There are so many situations where you’d want to add automation to an electrical appliance, remotely control it or to keep check on it in real time.

You’d probably start by making an Arduino based hardware device with needed components / modules. Programming firmware to read values and take actions based on those values, or just publish the values online service to access them from anywhere. Last part will be to have some way to get it talking with your mobile phone.

Introducing our Flutter ESP8266 IoT Starter Kit, its two projects in one pack!

Flutter ESP8266 IoT Starter Kit – App in Dark Theme

For last few years, we’ve been doing projects which needed such automation, remote control or monitoring. We developed a template project, cloned it for every new requirement and customized as per our needs. It’s a boilerplate with all the basic requirements such as device settings, connectivity, data publishing and most importantly keeping device connected.

We decided to help other developers by releasing a ready-to-go package, full source code of a Flutter based mobile app along with ESP8266 firmware. Its available now at CodeCanyon, follow the link below:

Once you get copy of Flutter ESP8266 IoT Starter Kit, all you have do to is open both projects one by one in VS Code, and build. The steps are described in online documentation, which are quite easy to follow.

App Screenshots and Wiring Diagram

We just added pre-compiled APK on product website so you can try out the app as well, visit the following link for more:

If you have any questions, feel free to leave a comment below, I’ll try to get back to you as soon as I can.

P.S. Pre-compiled app connects and share data from live embedded device. We just replaced relay board and buzzer with LEDs so it doesn’t make noise :)

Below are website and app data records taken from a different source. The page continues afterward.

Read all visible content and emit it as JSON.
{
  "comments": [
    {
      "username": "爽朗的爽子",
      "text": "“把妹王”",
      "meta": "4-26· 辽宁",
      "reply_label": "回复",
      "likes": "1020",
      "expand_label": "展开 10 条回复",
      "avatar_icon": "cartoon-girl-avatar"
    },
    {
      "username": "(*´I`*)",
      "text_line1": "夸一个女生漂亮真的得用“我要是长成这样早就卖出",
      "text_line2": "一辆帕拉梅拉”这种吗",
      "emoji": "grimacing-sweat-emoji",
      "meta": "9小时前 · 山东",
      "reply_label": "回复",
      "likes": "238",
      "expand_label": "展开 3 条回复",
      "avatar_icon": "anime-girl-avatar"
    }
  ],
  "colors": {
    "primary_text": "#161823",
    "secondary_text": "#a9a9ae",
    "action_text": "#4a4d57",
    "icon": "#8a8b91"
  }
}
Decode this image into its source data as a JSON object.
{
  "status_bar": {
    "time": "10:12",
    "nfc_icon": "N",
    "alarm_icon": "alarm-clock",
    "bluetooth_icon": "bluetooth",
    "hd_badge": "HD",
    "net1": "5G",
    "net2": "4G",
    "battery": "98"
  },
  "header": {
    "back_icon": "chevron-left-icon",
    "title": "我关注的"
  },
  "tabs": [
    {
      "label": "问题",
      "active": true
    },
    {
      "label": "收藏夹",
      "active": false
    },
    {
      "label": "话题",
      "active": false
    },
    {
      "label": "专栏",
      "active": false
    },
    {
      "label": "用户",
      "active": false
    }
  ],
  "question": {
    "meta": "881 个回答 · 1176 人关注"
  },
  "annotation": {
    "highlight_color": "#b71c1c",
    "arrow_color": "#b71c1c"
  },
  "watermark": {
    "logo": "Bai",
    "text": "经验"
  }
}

Font Converter for Arduino

Currently working on a DIY project for my SUV where I needed to use ESP8266 WiFi enabled microcontroller with two tiny I2C displays and a GPS. I found a great display library by Daniel who goes by the name Squix, known for sharing Weather Station and other awesome open source projects. If you’re into DIY embedded hardware, do check out his blog

Squix’s display library can use font generated by online Font Converter which have good list of fonts to select from. Sometimes a custom font is needed, like in my case, and I struggled to quickly get my own font converted to supported format.

Searched for and found some options, but was not happy with them. Thanks to Daniel  for sharing source code of Font Converter, I digged the source and extracted just the part to convert the font.

I did bit of modification to pass font name, size and regular or bold option arguments to the console utility. I created a GitHub repo where source and compiled binary is available.

Usage example:

> java FontConverterV3 "Tahoma" 14 r > font-tahoma.h

Download and repo:

Soon enough, I will share the project which needed this utility.